Post-Gina Lopez PH mining industry environment, there is more calm. That means miners can do their business more quietly with less politics and drama. Sources of the 3 reports below:
And from Manila Standard,
Mines’ growth potential stressed
posted May 15, 2017 by Christine F. Herrera
DESPITE its high potential for growth, the mining industry faces three major challenges—the new administration’s stand on mining, existing debate on the industry’s fiscal regime, and existing impositions from previous administrations that have kept employment levels low.
A study undertaken by the Department of Labor and Employment’s Institute for Labor Studies observed that the Duterte administration’s stand on “responsible mining” and its most recent actions have kept mining companies on their toes.
The study, commissioned by the Chamber of Mines of the Philippines, asked the mining companies if they intentionally reduced their workforce at any time in 2015….
Some respondents said they were through with the exploration stage, but the enactment of Executive Order 79 stopped them from moving on to the mining production stage.
This meant some were left with only a skeletal force in their offices. Further restraints such as limiting mining areas and DENR suspensions further diminished the number of opportunities in the mining industry….
“While government policy direction and change in policy and regulatory environment are similar, the difference between these two factors is that government policy direction is seen in a more general sense, touching on concepts such as the impact on industry: If government were to prioritize the development of the mining industry as a whole; if new export policies are to be implemented; if new trade deals are signed; if there is an upgrade in the credit rating, and so on,” the study said.
The study found that many respondents saw “a blurry outlook” under the Duterte administration….
The development of manufacturing sector should be encouraged, the study said, and this can be done through incentives and creation of industrial zones.
“The development of the manufacturing sector, specifically those engaged in the smelting and refining of metallic and non-metallic minerals, in the Philippines would very much need support from the government.

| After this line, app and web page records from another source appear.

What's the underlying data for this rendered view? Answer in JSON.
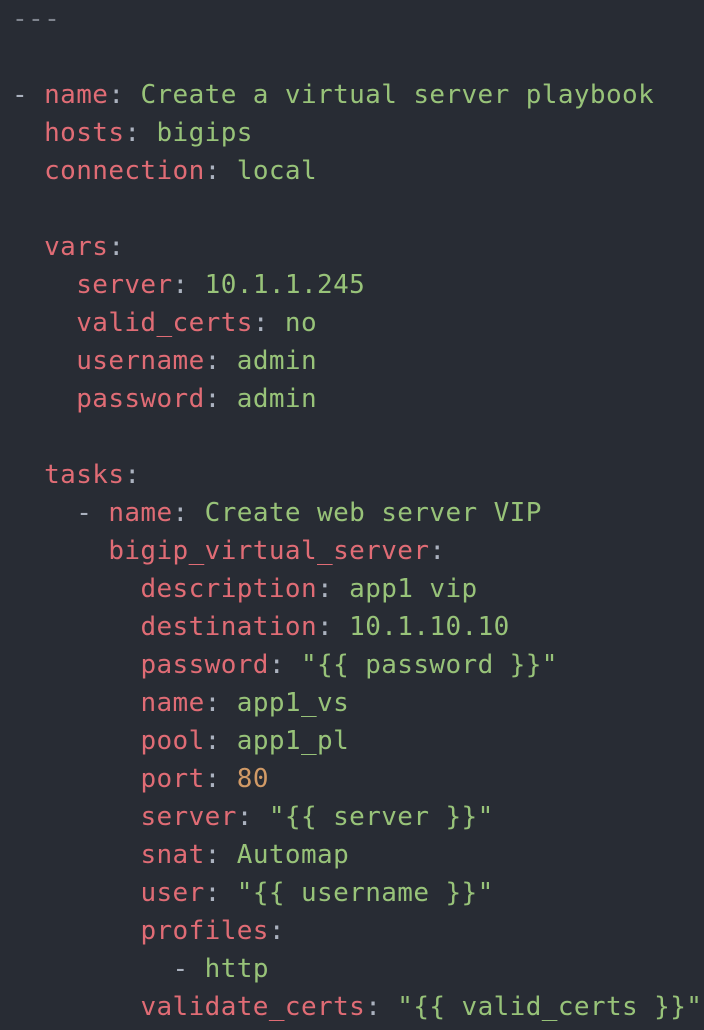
{
  "editor": {
    "lines": [
      {
        "indent": "",
        "doc": "---"
      },
      {
        "indent": ""
      },
      {
        "indent": "",
        "dash": "- ",
        "key": "name",
        "value": "Create a virtual server playbook",
        "vtype": "str"
      },
      {
        "indent": "  ",
        "key": "hosts",
        "value": "bigips",
        "vtype": "str"
      },
      {
        "indent": "  ",
        "key": "connection",
        "value": "local",
        "vtype": "str"
      },
      {
        "indent": ""
      },
      {
        "indent": "  ",
        "key": "vars",
        "value": "",
        "vtype": "str"
      },
      {
        "indent": "    ",
        "key": "server",
        "value": "10.1.1.245",
        "vtype": "str"
      },
      {
        "indent": "    ",
        "key": "valid_certs",
        "value": "no",
        "vtype": "str"
      },
      {
        "indent": "    ",
        "key": "username",
        "value": "admin",
        "vtype": "str"
      },
      {
        "indent": "    ",
        "key": "password",
        "value": "admin",
        "vtype": "str"
      },
      {
        "indent": ""
      },
      {
        "indent": "  ",
        "key": "tasks",
        "value": "",
        "vtype": "str"
      },
      {
        "indent": "    ",
        "dash": "- ",
        "key": "name",
        "value": "Create web server VIP",
        "vtype": "str"
      },
      {
        "indent": "      ",
        "key": "bigip_virtual_server",
        "value": "",
        "vtype": "str"
      },
      {
        "indent": "        ",
        "key": "description",
        "value": "app1 vip",
        "vtype": "str"
      },
      {
        "indent": "        ",
        "key": "destination",
        "value": "10.1.10.10",
        "vtype": "str"
      },
      {
        "indent": "        ",
        "key": "password",
        "value": "\"{{ password }}\"",
        "vtype": "str"
      },
      {
        "indent": "        ",
        "key": "name",
        "value": "app1_vs",
        "vtype": "str"
      },
      {
        "indent": "        ",
        "key": "pool",
        "value": "app1_pl",
        "vtype": "str"
      },
      {
        "indent": "        ",
        "key": "port",
        "value": "80",
        "vtype": "num"
      },
      {
        "indent": "        ",
        "key": "server",
        "value": "\"{{ server }}\"",
        "vtype": "str"
      },
      {
        "indent": "        ",
        "key": "snat",
        "value": "Automap",
        "vtype": "str"
      },
      {
        "indent": "        ",
        "key": "user",
        "value": "\"{{ username }}\"",
        "vtype": "str"
      },
      {
        "indent": "        ",
        "key": "profiles",
        "value": "",
        "vtype": "str"
      },
      {
        "indent": "          ",
        "dash": "- ",
        "item": "http"
      },
      {
        "indent": "        ",
        "key": "validate_certs",
        "value": "\"{{ valid_certs }}\"",
        "vtype": "str"
      }
    ]
  },
  "theme": {
    "background": "#282c34",
    "key_color": "#e06c75",
    "string_color": "#98c379",
    "number_color": "#d19a66",
    "punctuation_color": "#abb2bf"
  }
}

PASAR is, at the moment, monopolizing the smelting and refining of copper. Meanwhile, Nickel Asia has its own mineral processing facilities. Freeing the market from barriers… would allow the entry of manufacturing firms,” it said….

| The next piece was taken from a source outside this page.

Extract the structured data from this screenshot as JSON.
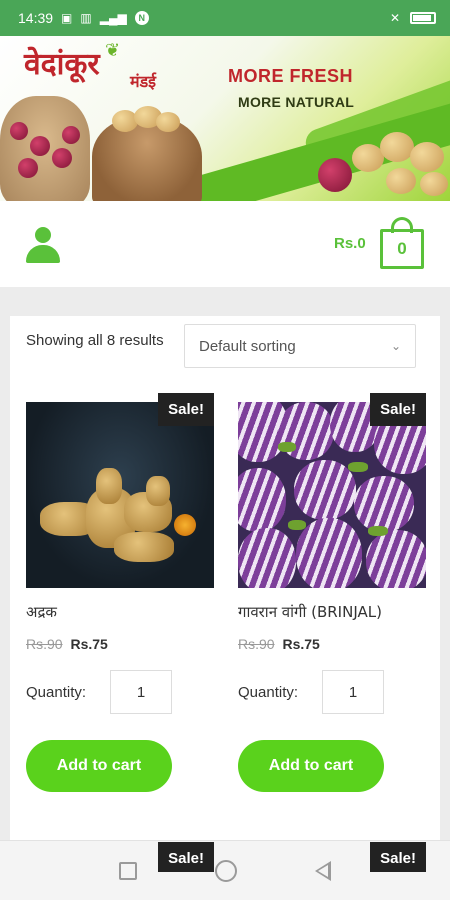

The Manila Standard, in its recent visit to the mine site of Nickel Asia in Rio Tuba, Palawan, found that the company has put up its own school, mostly for the children of indigenous people and their employees’ children for free, with teachers trained and accredited by the De La Salle University. The teachers, who were uprooted mostly from big universities, were well-compensated and received as much as P50,000 in salaries a month.
The Nickel Asia also has its own hospital that serves the residents and employees for free.
But the study also showed work in the mining industry is very hazardous, hence there is a need to ensure the safety and health of mining workers is a priority….